Kim Fabricius’ “propositions” are always worth reading, and his latest – Ten propositions on the God hypothesis – is no exception.
By “the God hypothesis”, Fabricius means the argument that “the empirical evidence of both physics and biology actually points to the existence of God”; in contrast to Laplace’s famous, if possibly apocryphal, statement to Napoleon that he “had no need of that hypothesis”. Fabricius observes that Laplace predicted the existence of black holes, and suggests that “a collapse into intellectual oblivion would be a fitting destiny for the God hypothesis”.
Why? The heart of his objection to the God hypothesis is found in proposition 5:
To put it simply: the God hypothesis cannot be the God hypothesis – at least if this God is the God of Abraham, Isaac, and Jacob, the God of Jesus Christ.
In other words, the God hypothesis may or may not demonstrate the existence of a creator entity of some type, but not the living and true God, the God and Father of our Lord Jesus Christ.
The problem lies in the whole concept of a “hypothesis”. A hypothesis, by its nature, is:
- an explanation;
- either probable or improbable; and
As to the first, Fabricius affirms that “God is not an explanation”, and indeed he argues that using God as an explanation is what led to the development of modern atheism. He quotes Nicholas Lash as follows:

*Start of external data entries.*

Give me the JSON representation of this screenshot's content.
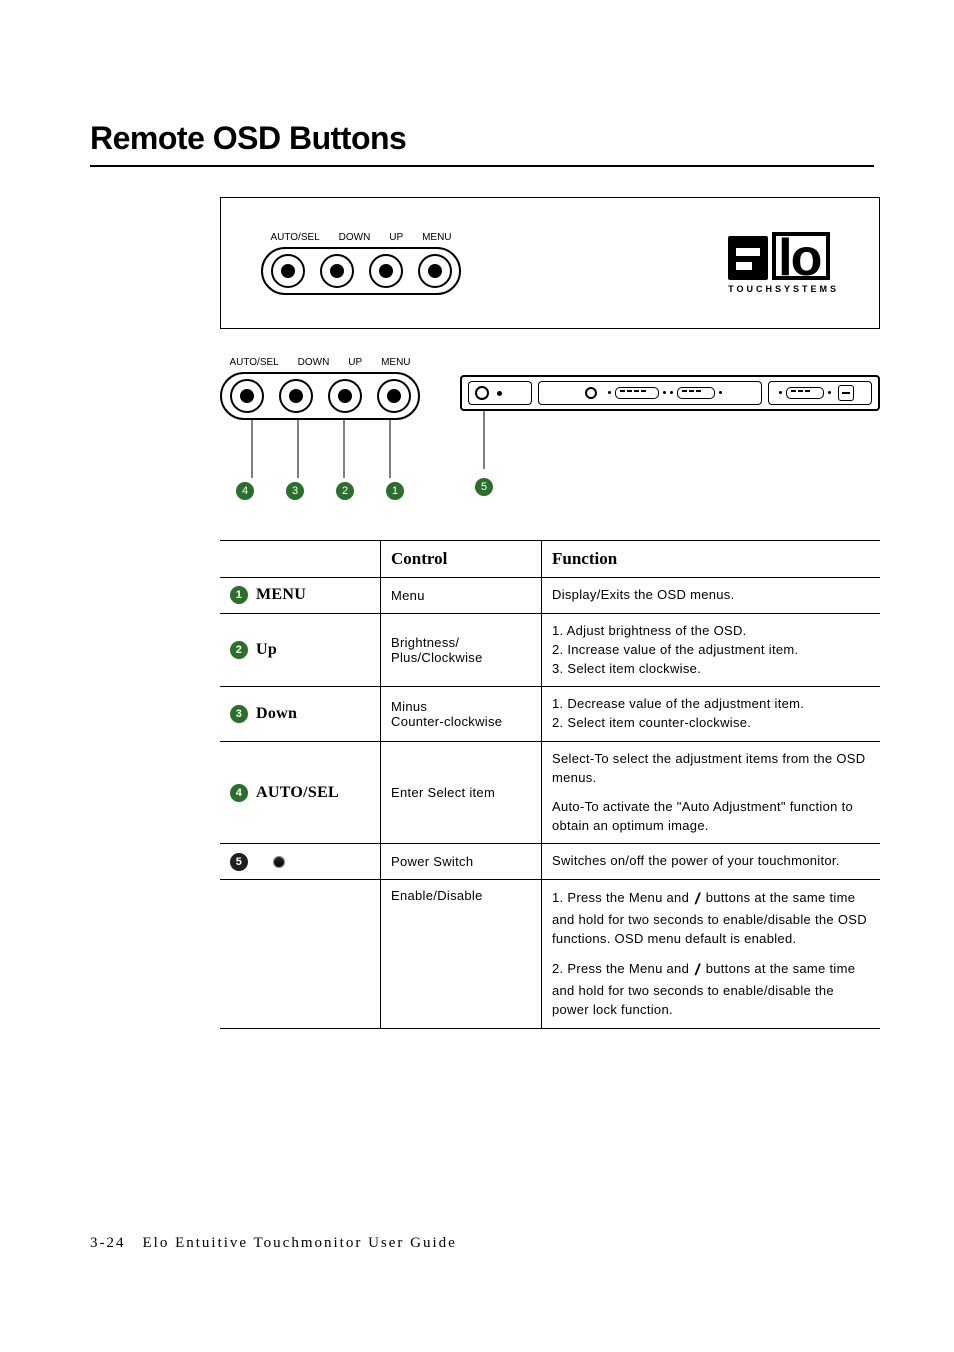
{
  "title": "Remote OSD Buttons",
  "remote_labels": [
    "AUTO/SEL",
    "DOWN",
    "UP",
    "MENU"
  ],
  "logo_sub": "TOUCHSYSTEMS",
  "badge": {
    "b1": "1",
    "b2": "2",
    "b3": "3",
    "b4": "4",
    "b5": "5"
  },
  "table": {
    "headers": {
      "control": "Control",
      "function": "Function"
    },
    "rows": {
      "menu": {
        "label": "MENU",
        "control": "Menu",
        "function": "Display/Exits the OSD menus."
      },
      "up": {
        "label": "Up",
        "control": "Brightness/\nPlus/Clockwise",
        "function": "1. Adjust brightness of the OSD.\n2. Increase value of the adjustment item.\n3. Select item clockwise."
      },
      "down": {
        "label": "Down",
        "control": "Minus\nCounter-clockwise",
        "function": "1. Decrease value of the adjustment item.\n2. Select item counter-clockwise."
      },
      "autosel": {
        "label": "AUTO/SEL",
        "control": "Enter Select item",
        "function_a": "Select-To select the adjustment items from the OSD menus.",
        "function_b": "Auto-To activate the \"Auto Adjustment\" function to obtain an optimum image."
      },
      "power": {
        "control": "Power Switch",
        "function": "Switches on/off the power of your touchmonitor."
      },
      "enable": {
        "control": "Enable/Disable",
        "function_a_pre": "1. Press the Menu and ",
        "function_a_post": " buttons at the same time and hold for two seconds to enable/disable the OSD functions. OSD menu default is enabled.",
        "function_b_pre": "2. Press the Menu and ",
        "function_b_post": " buttons at the same time and hold for two seconds to enable/disable the power lock function."
      }
    }
  },
  "footer": "3-24 Elo Entuitive Touchmonitor User Guide"
}
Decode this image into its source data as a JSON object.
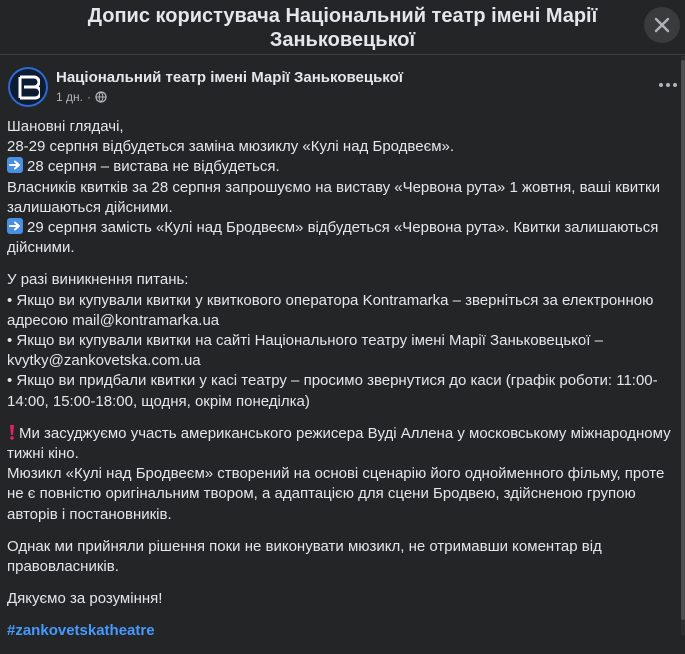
{
  "dialog": {
    "title": "Допис користувача Національний театр імені Марії Заньковецької"
  },
  "post": {
    "author": "Національний театр імені Марії Заньковецької",
    "time": "1 дн.",
    "separator": "·",
    "audience_icon": "globe-icon",
    "avatar_icon": "theatre-logo",
    "lines": {
      "l1": "Шановні глядачі,",
      "l2": "28-29 серпня відбудеться заміна мюзиклу «Кулі над Бродвеєм».",
      "l3": "28 серпня – вистава не відбудеться.",
      "l4": "Власників квитків за 28 серпня запрошуємо на виставу «Червона рута» 1 жовтня, ваші квитки",
      "l5": "залишаються дійсними.",
      "l6": "29 серпня замість «Кулі над Бродвеєм» відбудеться «Червона рута». Квитки залишаються",
      "l7": "дійсними.",
      "l8": "У разі виникнення питань:",
      "l9": "• Якщо ви купували квитки у квиткового оператора Kontramarka – зверніться за електронною",
      "l10": "адресою mail@kontramarka.ua",
      "l11": "• Якщо ви купували квитки на сайті Національного театру імені Марії Заньковецької –",
      "l12": "kvytky@zankovetska.com.ua",
      "l13": "• Якщо ви придбали квитки у касі театру – просимо звернутися до каси (графік роботи: 11:00-",
      "l14": "14:00, 15:00-18:00, щодня, окрім понеділка)",
      "l15": "Ми засуджуємо участь американського режисера Вуді Аллена у московському міжнародному",
      "l16": "тижні кіно.",
      "l17": "Мюзикл «Кулі над Бродвеєм» створений на основі сценарію його однойменного фільму, проте",
      "l18": "не є повністю оригінальним твором, а адаптацією для сцени Бродвею, здійсненою групою",
      "l19": "авторів і постановників.",
      "l20": "Однак ми прийняли рішення поки не виконувати мюзикл, не отримавши коментар від",
      "l21": "правовласників.",
      "l22": "Дякуємо за розуміння!",
      "hashtag": "#zankovetskatheatre"
    }
  },
  "colors": {
    "background": "#242526",
    "text": "#e4e6eb",
    "secondary_text": "#b0b3b8",
    "link": "#4599ff",
    "arrow_emoji": "#4a90e2",
    "exclamation_emoji": "#e0245e"
  }
}
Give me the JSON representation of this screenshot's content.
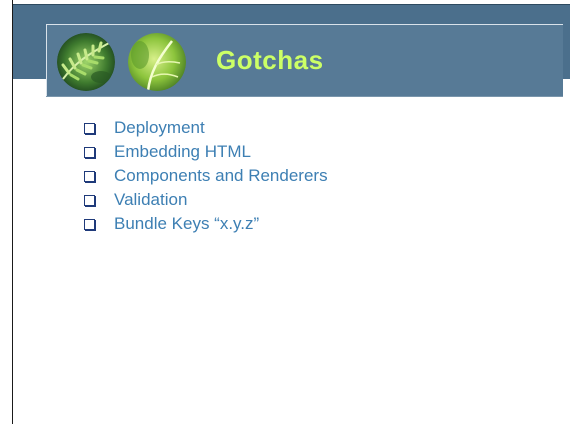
{
  "slide": {
    "title": "Gotchas",
    "bullets": [
      "Deployment",
      "Embedding HTML",
      "Components and Renderers",
      "Validation",
      "Bundle Keys “x.y.z”"
    ]
  },
  "colors": {
    "header_band": "#4b6f8c",
    "title_box": "#577a96",
    "title_text": "#ccff66",
    "bullet_text": "#3d7fb3",
    "checkbox": "#1f3a7a"
  },
  "icons": [
    "fern-leaf-image",
    "green-leaf-image",
    "checkbox-bullet-icon"
  ]
}
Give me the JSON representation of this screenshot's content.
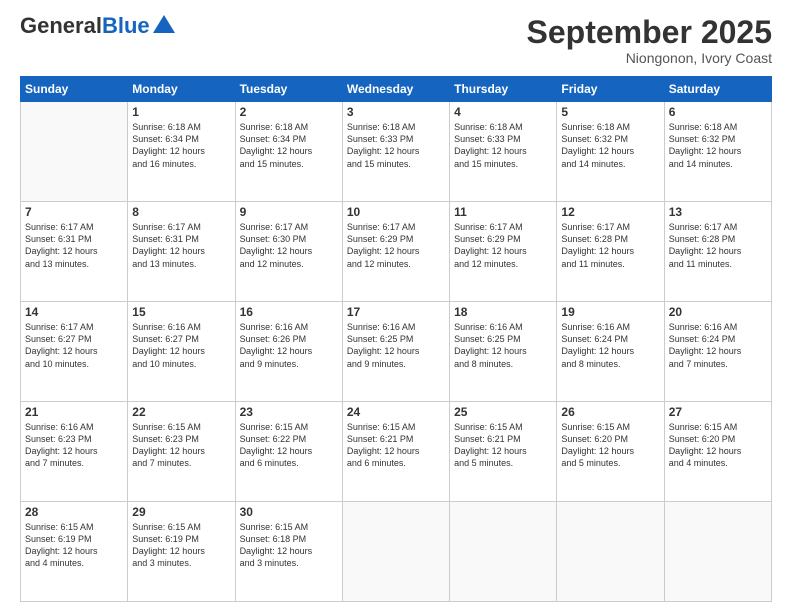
{
  "logo": {
    "general": "General",
    "blue": "Blue"
  },
  "header": {
    "month": "September 2025",
    "location": "Niongonon, Ivory Coast"
  },
  "weekdays": [
    "Sunday",
    "Monday",
    "Tuesday",
    "Wednesday",
    "Thursday",
    "Friday",
    "Saturday"
  ],
  "weeks": [
    [
      {
        "day": "",
        "info": ""
      },
      {
        "day": "1",
        "info": "Sunrise: 6:18 AM\nSunset: 6:34 PM\nDaylight: 12 hours\nand 16 minutes."
      },
      {
        "day": "2",
        "info": "Sunrise: 6:18 AM\nSunset: 6:34 PM\nDaylight: 12 hours\nand 15 minutes."
      },
      {
        "day": "3",
        "info": "Sunrise: 6:18 AM\nSunset: 6:33 PM\nDaylight: 12 hours\nand 15 minutes."
      },
      {
        "day": "4",
        "info": "Sunrise: 6:18 AM\nSunset: 6:33 PM\nDaylight: 12 hours\nand 15 minutes."
      },
      {
        "day": "5",
        "info": "Sunrise: 6:18 AM\nSunset: 6:32 PM\nDaylight: 12 hours\nand 14 minutes."
      },
      {
        "day": "6",
        "info": "Sunrise: 6:18 AM\nSunset: 6:32 PM\nDaylight: 12 hours\nand 14 minutes."
      }
    ],
    [
      {
        "day": "7",
        "info": "Sunrise: 6:17 AM\nSunset: 6:31 PM\nDaylight: 12 hours\nand 13 minutes."
      },
      {
        "day": "8",
        "info": "Sunrise: 6:17 AM\nSunset: 6:31 PM\nDaylight: 12 hours\nand 13 minutes."
      },
      {
        "day": "9",
        "info": "Sunrise: 6:17 AM\nSunset: 6:30 PM\nDaylight: 12 hours\nand 12 minutes."
      },
      {
        "day": "10",
        "info": "Sunrise: 6:17 AM\nSunset: 6:29 PM\nDaylight: 12 hours\nand 12 minutes."
      },
      {
        "day": "11",
        "info": "Sunrise: 6:17 AM\nSunset: 6:29 PM\nDaylight: 12 hours\nand 12 minutes."
      },
      {
        "day": "12",
        "info": "Sunrise: 6:17 AM\nSunset: 6:28 PM\nDaylight: 12 hours\nand 11 minutes."
      },
      {
        "day": "13",
        "info": "Sunrise: 6:17 AM\nSunset: 6:28 PM\nDaylight: 12 hours\nand 11 minutes."
      }
    ],
    [
      {
        "day": "14",
        "info": "Sunrise: 6:17 AM\nSunset: 6:27 PM\nDaylight: 12 hours\nand 10 minutes."
      },
      {
        "day": "15",
        "info": "Sunrise: 6:16 AM\nSunset: 6:27 PM\nDaylight: 12 hours\nand 10 minutes."
      },
      {
        "day": "16",
        "info": "Sunrise: 6:16 AM\nSunset: 6:26 PM\nDaylight: 12 hours\nand 9 minutes."
      },
      {
        "day": "17",
        "info": "Sunrise: 6:16 AM\nSunset: 6:25 PM\nDaylight: 12 hours\nand 9 minutes."
      },
      {
        "day": "18",
        "info": "Sunrise: 6:16 AM\nSunset: 6:25 PM\nDaylight: 12 hours\nand 8 minutes."
      },
      {
        "day": "19",
        "info": "Sunrise: 6:16 AM\nSunset: 6:24 PM\nDaylight: 12 hours\nand 8 minutes."
      },
      {
        "day": "20",
        "info": "Sunrise: 6:16 AM\nSunset: 6:24 PM\nDaylight: 12 hours\nand 7 minutes."
      }
    ],
    [
      {
        "day": "21",
        "info": "Sunrise: 6:16 AM\nSunset: 6:23 PM\nDaylight: 12 hours\nand 7 minutes."
      },
      {
        "day": "22",
        "info": "Sunrise: 6:15 AM\nSunset: 6:23 PM\nDaylight: 12 hours\nand 7 minutes."
      },
      {
        "day": "23",
        "info": "Sunrise: 6:15 AM\nSunset: 6:22 PM\nDaylight: 12 hours\nand 6 minutes."
      },
      {
        "day": "24",
        "info": "Sunrise: 6:15 AM\nSunset: 6:21 PM\nDaylight: 12 hours\nand 6 minutes."
      },
      {
        "day": "25",
        "info": "Sunrise: 6:15 AM\nSunset: 6:21 PM\nDaylight: 12 hours\nand 5 minutes."
      },
      {
        "day": "26",
        "info": "Sunrise: 6:15 AM\nSunset: 6:20 PM\nDaylight: 12 hours\nand 5 minutes."
      },
      {
        "day": "27",
        "info": "Sunrise: 6:15 AM\nSunset: 6:20 PM\nDaylight: 12 hours\nand 4 minutes."
      }
    ],
    [
      {
        "day": "28",
        "info": "Sunrise: 6:15 AM\nSunset: 6:19 PM\nDaylight: 12 hours\nand 4 minutes."
      },
      {
        "day": "29",
        "info": "Sunrise: 6:15 AM\nSunset: 6:19 PM\nDaylight: 12 hours\nand 3 minutes."
      },
      {
        "day": "30",
        "info": "Sunrise: 6:15 AM\nSunset: 6:18 PM\nDaylight: 12 hours\nand 3 minutes."
      },
      {
        "day": "",
        "info": ""
      },
      {
        "day": "",
        "info": ""
      },
      {
        "day": "",
        "info": ""
      },
      {
        "day": "",
        "info": ""
      }
    ]
  ]
}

During the seventeenth and eighteenth centuries, the word ‘God’ came to be used, for the first time, to name the ultimate explanation of the world. And, when it was in due time realized that the system of the world was such as not to require any such single, overarching, independent explanatory principle, the word ‘god’ was dispensed with, and modern atheism was born.
As for the second, God’s existence is not a matter of probability. “The Creed does not begin ‘On balance, we believe…'”, observes Fabricius. Rather:
the non-existence of God is inconceivable. A deity who might not exist is contingent and therefore not worth the name of Yahweh (Exodus 3:14).
This is “the truth behind the unfortunately named ontological argument” of St Anselm (actually a prayer). (For more on Anselm’s “exquisite argument”, and why it doesn’t matter that it isn’t particularly convincing, see this post. See also my more recent post on why God does not exist.)
Finally, and more straightforwardly, our belief in God is not provisional, not contingent on future evidence that may emerge. We do not have “a god the evidence for whom we must ever be checking and rechecking”, our faith in whom could be shattered by our next trip to “the science section in Waterstones”.
If you try to build a “God hypothesis”, then “at best you get a designer god who is not the Creator, let alone the Trinity”. We can know God only “in practice, not in theory; with commitment, not disinterestedly”:
One can only know God by confessing, praising, and loving God. Science can only stand at the bus stop, checking Paley’s watch (now digital), and telescopically peering at the corner which Godot never turns.
Fabricius concludes by quoting R.S. Thomas (one of my favourite poets, when I’m in the mood):
I have waited for him
under the tree of science,
and he has not come.